How to complete this task: What you return must match every record word for word.

*** Opening of Input ***

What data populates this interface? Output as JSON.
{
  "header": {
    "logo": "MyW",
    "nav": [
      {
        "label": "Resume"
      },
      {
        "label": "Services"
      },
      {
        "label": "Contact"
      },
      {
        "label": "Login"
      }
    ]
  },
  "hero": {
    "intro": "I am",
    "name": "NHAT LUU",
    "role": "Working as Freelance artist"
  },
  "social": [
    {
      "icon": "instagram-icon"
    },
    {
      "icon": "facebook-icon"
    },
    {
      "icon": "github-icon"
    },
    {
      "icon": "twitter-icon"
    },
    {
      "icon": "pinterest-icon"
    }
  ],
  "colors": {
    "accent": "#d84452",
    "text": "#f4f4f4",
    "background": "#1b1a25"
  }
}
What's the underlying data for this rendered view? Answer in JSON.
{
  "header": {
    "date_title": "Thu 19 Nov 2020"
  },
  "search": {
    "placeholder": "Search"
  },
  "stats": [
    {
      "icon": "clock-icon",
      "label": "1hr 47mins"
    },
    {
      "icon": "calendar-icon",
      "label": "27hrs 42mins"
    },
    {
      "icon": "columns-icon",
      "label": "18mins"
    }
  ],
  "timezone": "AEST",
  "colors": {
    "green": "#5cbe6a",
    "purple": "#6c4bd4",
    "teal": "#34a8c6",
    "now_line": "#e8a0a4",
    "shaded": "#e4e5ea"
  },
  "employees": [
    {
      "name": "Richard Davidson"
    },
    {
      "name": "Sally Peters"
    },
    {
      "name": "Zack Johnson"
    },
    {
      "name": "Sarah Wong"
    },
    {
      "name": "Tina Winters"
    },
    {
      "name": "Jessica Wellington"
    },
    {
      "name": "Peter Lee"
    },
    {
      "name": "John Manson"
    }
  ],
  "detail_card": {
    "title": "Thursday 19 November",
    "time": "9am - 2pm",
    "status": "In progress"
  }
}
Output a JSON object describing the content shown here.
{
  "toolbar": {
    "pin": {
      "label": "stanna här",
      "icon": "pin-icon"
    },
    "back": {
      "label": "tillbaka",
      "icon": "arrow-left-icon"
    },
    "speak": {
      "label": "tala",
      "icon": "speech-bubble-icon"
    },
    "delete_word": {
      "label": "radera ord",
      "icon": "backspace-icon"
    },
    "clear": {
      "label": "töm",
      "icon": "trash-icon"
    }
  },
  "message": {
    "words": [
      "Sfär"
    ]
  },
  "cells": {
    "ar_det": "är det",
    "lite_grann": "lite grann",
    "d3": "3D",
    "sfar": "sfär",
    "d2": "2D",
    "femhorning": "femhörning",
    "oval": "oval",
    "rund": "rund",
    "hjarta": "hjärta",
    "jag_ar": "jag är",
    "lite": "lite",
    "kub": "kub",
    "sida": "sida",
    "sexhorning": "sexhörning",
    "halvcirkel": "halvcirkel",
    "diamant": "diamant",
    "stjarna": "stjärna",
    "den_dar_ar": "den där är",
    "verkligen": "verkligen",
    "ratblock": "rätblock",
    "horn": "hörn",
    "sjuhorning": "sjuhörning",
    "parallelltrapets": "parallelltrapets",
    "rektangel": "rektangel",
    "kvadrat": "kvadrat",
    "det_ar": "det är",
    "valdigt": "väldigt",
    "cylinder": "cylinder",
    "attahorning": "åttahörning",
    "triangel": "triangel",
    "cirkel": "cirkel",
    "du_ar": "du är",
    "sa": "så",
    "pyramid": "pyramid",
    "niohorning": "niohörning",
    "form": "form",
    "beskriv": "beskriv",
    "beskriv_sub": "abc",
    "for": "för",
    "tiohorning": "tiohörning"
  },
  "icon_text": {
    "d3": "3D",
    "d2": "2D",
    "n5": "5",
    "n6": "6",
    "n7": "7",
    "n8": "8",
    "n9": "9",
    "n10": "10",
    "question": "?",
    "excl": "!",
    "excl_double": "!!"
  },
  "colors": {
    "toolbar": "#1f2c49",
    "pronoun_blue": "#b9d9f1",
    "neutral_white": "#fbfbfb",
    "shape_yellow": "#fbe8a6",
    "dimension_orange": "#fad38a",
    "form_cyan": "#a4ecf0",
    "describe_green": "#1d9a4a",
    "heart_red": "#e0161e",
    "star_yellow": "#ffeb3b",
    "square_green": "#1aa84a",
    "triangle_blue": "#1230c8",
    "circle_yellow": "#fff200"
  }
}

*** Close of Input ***

Answer space:
What data populates this interface? Output as JSON.
{
  "header": {
    "logo": "MyW",
    "nav": [
      {
        "label": "Resume"
      },
      {
        "label": "Services"
      },
      {
        "label": "Contact"
      },
      {
        "label": "Login"
      }
    ]
  },
  "hero": {
    "intro": "I am",
    "name": "NHAT LUU",
    "role": "Working as Freelance artist"
  },
  "social": [
    {
      "icon": "instagram-icon"
    },
    {
      "icon": "facebook-icon"
    },
    {
      "icon": "github-icon"
    },
    {
      "icon": "twitter-icon"
    },
    {
      "icon": "pinterest-icon"
    }
  ],
  "colors": {
    "accent": "#d84452",
    "text": "#f4f4f4",
    "background": "#1b1a25"
  }
}
What's the underlying data for this rendered view? Answer in JSON.
{
  "header": {
    "date_title": "Thu 19 Nov 2020"
  },
  "search": {
    "placeholder": "Search"
  },
  "stats": [
    {
      "icon": "clock-icon",
      "label": "1hr 47mins"
    },
    {
      "icon": "calendar-icon",
      "label": "27hrs 42mins"
    },
    {
      "icon": "columns-icon",
      "label": "18mins"
    }
  ],
  "timezone": "AEST",
  "colors": {
    "green": "#5cbe6a",
    "purple": "#6c4bd4",
    "teal": "#34a8c6",
    "now_line": "#e8a0a4",
    "shaded": "#e4e5ea"
  },
  "employees": [
    {
      "name": "Richard Davidson"
    },
    {
      "name": "Sally Peters"
    },
    {
      "name": "Zack Johnson"
    },
    {
      "name": "Sarah Wong"
    },
    {
      "name": "Tina Winters"
    },
    {
      "name": "Jessica Wellington"
    },
    {
      "name": "Peter Lee"
    },
    {
      "name": "John Manson"
    }
  ],
  "detail_card": {
    "title": "Thursday 19 November",
    "time": "9am - 2pm",
    "status": "In progress"
  }
}
Output a JSON object describing the content shown here.
{
  "toolbar": {
    "pin": {
      "label": "stanna här",
      "icon": "pin-icon"
    },
    "back": {
      "label": "tillbaka",
      "icon": "arrow-left-icon"
    },
    "speak": {
      "label": "tala",
      "icon": "speech-bubble-icon"
    },
    "delete_word": {
      "label": "radera ord",
      "icon": "backspace-icon"
    },
    "clear": {
      "label": "töm",
      "icon": "trash-icon"
    }
  },
  "message": {
    "words": [
      "Sfär"
    ]
  },
  "cells": {
    "ar_det": "är det",
    "lite_grann": "lite grann",
    "d3": "3D",
    "sfar": "sfär",
    "d2": "2D",
    "femhorning": "femhörning",
    "oval": "oval",
    "rund": "rund",
    "hjarta": "hjärta",
    "jag_ar": "jag är",
    "lite": "lite",
    "kub": "kub",
    "sida": "sida",
    "sexhorning": "sexhörning",
    "halvcirkel": "halvcirkel",
    "diamant": "diamant",
    "stjarna": "stjärna",
    "den_dar_ar": "den där är",
    "verkligen": "verkligen",
    "ratblock": "rätblock",
    "horn": "hörn",
    "sjuhorning": "sjuhörning",
    "parallelltrapets": "parallelltrapets",
    "rektangel": "rektangel",
    "kvadrat": "kvadrat",
    "det_ar": "det är",
    "valdigt": "väldigt",
    "cylinder": "cylinder",
    "attahorning": "åttahörning",
    "triangel": "triangel",
    "cirkel": "cirkel",
    "du_ar": "du är",
    "sa": "så",
    "pyramid": "pyramid",
    "niohorning": "niohörning",
    "form": "form",
    "beskriv": "beskriv",
    "beskriv_sub": "abc",
    "for": "för",
    "tiohorning": "tiohörning"
  },
  "icon_text": {
    "d3": "3D",
    "d2": "2D",
    "n5": "5",
    "n6": "6",
    "n7": "7",
    "n8": "8",
    "n9": "9",
    "n10": "10",
    "question": "?",
    "excl": "!",
    "excl_double": "!!"
  },
  "colors": {
    "toolbar": "#1f2c49",
    "pronoun_blue": "#b9d9f1",
    "neutral_white": "#fbfbfb",
    "shape_yellow": "#fbe8a6",
    "dimension_orange": "#fad38a",
    "form_cyan": "#a4ecf0",
    "describe_green": "#1d9a4a",
    "heart_red": "#e0161e",
    "star_yellow": "#ffeb3b",
    "square_green": "#1aa84a",
    "triangle_blue": "#1230c8",
    "circle_yellow": "#fff200"
  }
}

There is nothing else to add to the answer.